══ RECORD SET

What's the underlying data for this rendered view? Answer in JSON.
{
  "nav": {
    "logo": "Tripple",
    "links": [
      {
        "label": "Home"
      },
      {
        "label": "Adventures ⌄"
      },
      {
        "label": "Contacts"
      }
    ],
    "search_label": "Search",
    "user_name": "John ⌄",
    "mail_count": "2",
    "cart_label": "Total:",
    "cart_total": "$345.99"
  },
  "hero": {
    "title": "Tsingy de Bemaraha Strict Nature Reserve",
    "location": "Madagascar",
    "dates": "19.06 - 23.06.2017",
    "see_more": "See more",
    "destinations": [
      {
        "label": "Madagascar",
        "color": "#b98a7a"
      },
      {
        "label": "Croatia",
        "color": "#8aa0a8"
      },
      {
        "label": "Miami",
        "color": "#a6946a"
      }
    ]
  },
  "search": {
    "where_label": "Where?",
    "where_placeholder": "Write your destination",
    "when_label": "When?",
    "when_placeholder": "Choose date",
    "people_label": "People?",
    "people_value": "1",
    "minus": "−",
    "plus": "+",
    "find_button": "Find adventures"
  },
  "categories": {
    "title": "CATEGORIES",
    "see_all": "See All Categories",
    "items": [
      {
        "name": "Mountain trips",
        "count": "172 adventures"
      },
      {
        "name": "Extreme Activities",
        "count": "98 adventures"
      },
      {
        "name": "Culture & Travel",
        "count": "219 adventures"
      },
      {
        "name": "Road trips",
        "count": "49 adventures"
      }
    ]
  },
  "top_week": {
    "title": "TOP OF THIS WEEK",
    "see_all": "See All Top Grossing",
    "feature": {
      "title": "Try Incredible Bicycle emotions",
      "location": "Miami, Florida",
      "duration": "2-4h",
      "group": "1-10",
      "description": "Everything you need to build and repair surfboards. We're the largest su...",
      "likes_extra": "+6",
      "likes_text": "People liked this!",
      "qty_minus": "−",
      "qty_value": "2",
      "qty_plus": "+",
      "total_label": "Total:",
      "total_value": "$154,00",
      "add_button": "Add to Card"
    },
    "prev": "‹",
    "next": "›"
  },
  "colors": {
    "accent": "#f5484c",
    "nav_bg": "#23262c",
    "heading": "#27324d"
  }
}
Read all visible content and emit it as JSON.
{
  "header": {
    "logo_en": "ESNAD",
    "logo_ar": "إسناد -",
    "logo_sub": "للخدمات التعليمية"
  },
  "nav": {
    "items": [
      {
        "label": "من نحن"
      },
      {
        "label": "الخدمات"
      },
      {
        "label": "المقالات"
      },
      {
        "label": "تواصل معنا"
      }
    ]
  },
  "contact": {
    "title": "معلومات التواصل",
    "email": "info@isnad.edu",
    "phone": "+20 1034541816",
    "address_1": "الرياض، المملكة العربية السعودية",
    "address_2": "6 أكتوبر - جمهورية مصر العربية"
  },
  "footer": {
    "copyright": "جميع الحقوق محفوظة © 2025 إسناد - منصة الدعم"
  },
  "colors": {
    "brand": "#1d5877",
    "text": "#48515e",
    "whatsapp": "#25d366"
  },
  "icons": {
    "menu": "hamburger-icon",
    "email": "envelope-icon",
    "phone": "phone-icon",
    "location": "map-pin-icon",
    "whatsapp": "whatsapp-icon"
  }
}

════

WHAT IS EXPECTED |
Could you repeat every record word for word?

ANSWER SECTION |
What's the underlying data for this rendered view? Answer in JSON.
{
  "nav": {
    "logo": "Tripple",
    "links": [
      {
        "label": "Home"
      },
      {
        "label": "Adventures ⌄"
      },
      {
        "label": "Contacts"
      }
    ],
    "search_label": "Search",
    "user_name": "John ⌄",
    "mail_count": "2",
    "cart_label": "Total:",
    "cart_total": "$345.99"
  },
  "hero": {
    "title": "Tsingy de Bemaraha Strict Nature Reserve",
    "location": "Madagascar",
    "dates": "19.06 - 23.06.2017",
    "see_more": "See more",
    "destinations": [
      {
        "label": "Madagascar",
        "color": "#b98a7a"
      },
      {
        "label": "Croatia",
        "color": "#8aa0a8"
      },
      {
        "label": "Miami",
        "color": "#a6946a"
      }
    ]
  },
  "search": {
    "where_label": "Where?",
    "where_placeholder": "Write your destination",
    "when_label": "When?",
    "when_placeholder": "Choose date",
    "people_label": "People?",
    "people_value": "1",
    "minus": "−",
    "plus": "+",
    "find_button": "Find adventures"
  },
  "categories": {
    "title": "CATEGORIES",
    "see_all": "See All Categories",
    "items": [
      {
        "name": "Mountain trips",
        "count": "172 adventures"
      },
      {
        "name": "Extreme Activities",
        "count": "98 adventures"
      },
      {
        "name": "Culture & Travel",
        "count": "219 adventures"
      },
      {
        "name": "Road trips",
        "count": "49 adventures"
      }
    ]
  },
  "top_week": {
    "title": "TOP OF THIS WEEK",
    "see_all": "See All Top Grossing",
    "feature": {
      "title": "Try Incredible Bicycle emotions",
      "location": "Miami, Florida",
      "duration": "2-4h",
      "group": "1-10",
      "description": "Everything you need to build and repair surfboards. We're the largest su...",
      "likes_extra": "+6",
      "likes_text": "People liked this!",
      "qty_minus": "−",
      "qty_value": "2",
      "qty_plus": "+",
      "total_label": "Total:",
      "total_value": "$154,00",
      "add_button": "Add to Card"
    },
    "prev": "‹",
    "next": "›"
  },
  "colors": {
    "accent": "#f5484c",
    "nav_bg": "#23262c",
    "heading": "#27324d"
  }
}
Read all visible content and emit it as JSON.
{
  "header": {
    "logo_en": "ESNAD",
    "logo_ar": "إسناد -",
    "logo_sub": "للخدمات التعليمية"
  },
  "nav": {
    "items": [
      {
        "label": "من نحن"
      },
      {
        "label": "الخدمات"
      },
      {
        "label": "المقالات"
      },
      {
        "label": "تواصل معنا"
      }
    ]
  },
  "contact": {
    "title": "معلومات التواصل",
    "email": "info@isnad.edu",
    "phone": "+20 1034541816",
    "address_1": "الرياض، المملكة العربية السعودية",
    "address_2": "6 أكتوبر - جمهورية مصر العربية"
  },
  "footer": {
    "copyright": "جميع الحقوق محفوظة © 2025 إسناد - منصة الدعم"
  },
  "colors": {
    "brand": "#1d5877",
    "text": "#48515e",
    "whatsapp": "#25d366"
  },
  "icons": {
    "menu": "hamburger-icon",
    "email": "envelope-icon",
    "phone": "phone-icon",
    "location": "map-pin-icon",
    "whatsapp": "whatsapp-icon"
  }
}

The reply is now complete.